**Requirement**
Please output the entries below without altering a single character.

**Entries supplied**
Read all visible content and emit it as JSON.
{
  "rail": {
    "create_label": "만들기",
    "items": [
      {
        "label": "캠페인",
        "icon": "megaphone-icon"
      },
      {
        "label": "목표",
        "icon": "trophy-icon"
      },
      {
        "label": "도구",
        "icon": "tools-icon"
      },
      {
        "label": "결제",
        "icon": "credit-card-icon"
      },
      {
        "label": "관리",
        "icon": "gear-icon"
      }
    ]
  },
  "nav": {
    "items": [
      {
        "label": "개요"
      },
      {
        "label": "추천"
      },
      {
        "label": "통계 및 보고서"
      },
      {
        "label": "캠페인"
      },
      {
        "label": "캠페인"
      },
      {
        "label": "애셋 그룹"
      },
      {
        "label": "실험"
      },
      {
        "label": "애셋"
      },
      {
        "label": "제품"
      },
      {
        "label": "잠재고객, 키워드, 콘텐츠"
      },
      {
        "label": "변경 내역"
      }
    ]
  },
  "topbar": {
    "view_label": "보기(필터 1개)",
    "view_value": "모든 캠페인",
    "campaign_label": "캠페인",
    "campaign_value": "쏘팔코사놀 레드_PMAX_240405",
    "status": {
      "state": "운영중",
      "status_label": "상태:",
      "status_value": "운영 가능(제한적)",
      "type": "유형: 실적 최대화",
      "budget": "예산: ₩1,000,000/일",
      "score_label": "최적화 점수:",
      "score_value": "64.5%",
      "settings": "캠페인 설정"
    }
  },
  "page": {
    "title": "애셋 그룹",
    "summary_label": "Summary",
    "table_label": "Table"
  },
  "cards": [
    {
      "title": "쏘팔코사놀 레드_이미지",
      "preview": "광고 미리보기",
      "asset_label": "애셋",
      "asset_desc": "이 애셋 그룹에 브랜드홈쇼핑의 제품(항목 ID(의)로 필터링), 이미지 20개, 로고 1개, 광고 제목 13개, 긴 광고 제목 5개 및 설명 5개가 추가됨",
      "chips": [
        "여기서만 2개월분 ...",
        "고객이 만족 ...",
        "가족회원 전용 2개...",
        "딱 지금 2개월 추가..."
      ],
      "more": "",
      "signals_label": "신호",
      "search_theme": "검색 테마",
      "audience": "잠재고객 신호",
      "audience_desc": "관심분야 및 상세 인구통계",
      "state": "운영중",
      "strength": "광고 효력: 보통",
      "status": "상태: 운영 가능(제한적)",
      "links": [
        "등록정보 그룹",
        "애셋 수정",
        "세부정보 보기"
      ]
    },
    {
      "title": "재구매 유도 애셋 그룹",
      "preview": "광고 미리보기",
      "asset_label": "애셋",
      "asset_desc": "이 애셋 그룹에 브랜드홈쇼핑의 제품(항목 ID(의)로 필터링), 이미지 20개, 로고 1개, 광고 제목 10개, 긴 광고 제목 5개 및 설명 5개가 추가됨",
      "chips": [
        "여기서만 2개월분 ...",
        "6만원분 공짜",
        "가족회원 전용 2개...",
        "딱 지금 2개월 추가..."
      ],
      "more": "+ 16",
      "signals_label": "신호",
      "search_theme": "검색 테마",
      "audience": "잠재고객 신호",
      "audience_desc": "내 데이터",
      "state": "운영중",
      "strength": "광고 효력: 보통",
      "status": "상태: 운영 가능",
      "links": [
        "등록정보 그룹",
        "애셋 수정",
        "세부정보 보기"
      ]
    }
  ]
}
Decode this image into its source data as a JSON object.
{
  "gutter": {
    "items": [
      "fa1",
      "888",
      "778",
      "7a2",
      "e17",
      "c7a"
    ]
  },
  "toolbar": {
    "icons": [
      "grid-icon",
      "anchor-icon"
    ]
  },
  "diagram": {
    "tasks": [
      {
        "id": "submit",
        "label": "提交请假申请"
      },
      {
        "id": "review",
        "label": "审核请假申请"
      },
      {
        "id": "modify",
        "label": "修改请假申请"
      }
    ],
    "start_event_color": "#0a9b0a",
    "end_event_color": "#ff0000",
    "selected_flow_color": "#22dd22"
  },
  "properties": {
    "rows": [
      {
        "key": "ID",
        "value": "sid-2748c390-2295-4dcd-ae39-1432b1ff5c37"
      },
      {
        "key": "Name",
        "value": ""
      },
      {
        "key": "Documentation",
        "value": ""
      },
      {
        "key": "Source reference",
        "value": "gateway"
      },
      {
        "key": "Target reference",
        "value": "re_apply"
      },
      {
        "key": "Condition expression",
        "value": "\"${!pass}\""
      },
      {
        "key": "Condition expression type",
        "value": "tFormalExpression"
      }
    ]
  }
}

**Solved exercise**
Read all visible content and emit it as JSON.
{
  "rail": {
    "create_label": "만들기",
    "items": [
      {
        "label": "캠페인",
        "icon": "megaphone-icon"
      },
      {
        "label": "목표",
        "icon": "trophy-icon"
      },
      {
        "label": "도구",
        "icon": "tools-icon"
      },
      {
        "label": "결제",
        "icon": "credit-card-icon"
      },
      {
        "label": "관리",
        "icon": "gear-icon"
      }
    ]
  },
  "nav": {
    "items": [
      {
        "label": "개요"
      },
      {
        "label": "추천"
      },
      {
        "label": "통계 및 보고서"
      },
      {
        "label": "캠페인"
      },
      {
        "label": "캠페인"
      },
      {
        "label": "애셋 그룹"
      },
      {
        "label": "실험"
      },
      {
        "label": "애셋"
      },
      {
        "label": "제품"
      },
      {
        "label": "잠재고객, 키워드, 콘텐츠"
      },
      {
        "label": "변경 내역"
      }
    ]
  },
  "topbar": {
    "view_label": "보기(필터 1개)",
    "view_value": "모든 캠페인",
    "campaign_label": "캠페인",
    "campaign_value": "쏘팔코사놀 레드_PMAX_240405",
    "status": {
      "state": "운영중",
      "status_label": "상태:",
      "status_value": "운영 가능(제한적)",
      "type": "유형: 실적 최대화",
      "budget": "예산: ₩1,000,000/일",
      "score_label": "최적화 점수:",
      "score_value": "64.5%",
      "settings": "캠페인 설정"
    }
  },
  "page": {
    "title": "애셋 그룹",
    "summary_label": "Summary",
    "table_label": "Table"
  },
  "cards": [
    {
      "title": "쏘팔코사놀 레드_이미지",
      "preview": "광고 미리보기",
      "asset_label": "애셋",
      "asset_desc": "이 애셋 그룹에 브랜드홈쇼핑의 제품(항목 ID(의)로 필터링), 이미지 20개, 로고 1개, 광고 제목 13개, 긴 광고 제목 5개 및 설명 5개가 추가됨",
      "chips": [
        "여기서만 2개월분 ...",
        "고객이 만족 ...",
        "가족회원 전용 2개...",
        "딱 지금 2개월 추가..."
      ],
      "more": "",
      "signals_label": "신호",
      "search_theme": "검색 테마",
      "audience": "잠재고객 신호",
      "audience_desc": "관심분야 및 상세 인구통계",
      "state": "운영중",
      "strength": "광고 효력: 보통",
      "status": "상태: 운영 가능(제한적)",
      "links": [
        "등록정보 그룹",
        "애셋 수정",
        "세부정보 보기"
      ]
    },
    {
      "title": "재구매 유도 애셋 그룹",
      "preview": "광고 미리보기",
      "asset_label": "애셋",
      "asset_desc": "이 애셋 그룹에 브랜드홈쇼핑의 제품(항목 ID(의)로 필터링), 이미지 20개, 로고 1개, 광고 제목 10개, 긴 광고 제목 5개 및 설명 5개가 추가됨",
      "chips": [
        "여기서만 2개월분 ...",
        "6만원분 공짜",
        "가족회원 전용 2개...",
        "딱 지금 2개월 추가..."
      ],
      "more": "+ 16",
      "signals_label": "신호",
      "search_theme": "검색 테마",
      "audience": "잠재고객 신호",
      "audience_desc": "내 데이터",
      "state": "운영중",
      "strength": "광고 효력: 보통",
      "status": "상태: 운영 가능",
      "links": [
        "등록정보 그룹",
        "애셋 수정",
        "세부정보 보기"
      ]
    }
  ]
}
Decode this image into its source data as a JSON object.
{
  "gutter": {
    "items": [
      "fa1",
      "888",
      "778",
      "7a2",
      "e17",
      "c7a"
    ]
  },
  "toolbar": {
    "icons": [
      "grid-icon",
      "anchor-icon"
    ]
  },
  "diagram": {
    "tasks": [
      {
        "id": "submit",
        "label": "提交请假申请"
      },
      {
        "id": "review",
        "label": "审核请假申请"
      },
      {
        "id": "modify",
        "label": "修改请假申请"
      }
    ],
    "start_event_color": "#0a9b0a",
    "end_event_color": "#ff0000",
    "selected_flow_color": "#22dd22"
  },
  "properties": {
    "rows": [
      {
        "key": "ID",
        "value": "sid-2748c390-2295-4dcd-ae39-1432b1ff5c37"
      },
      {
        "key": "Name",
        "value": ""
      },
      {
        "key": "Documentation",
        "value": ""
      },
      {
        "key": "Source reference",
        "value": "gateway"
      },
      {
        "key": "Target reference",
        "value": "re_apply"
      },
      {
        "key": "Condition expression",
        "value": "\"${!pass}\""
      },
      {
        "key": "Condition expression type",
        "value": "tFormalExpression"
      }
    ]
  }
}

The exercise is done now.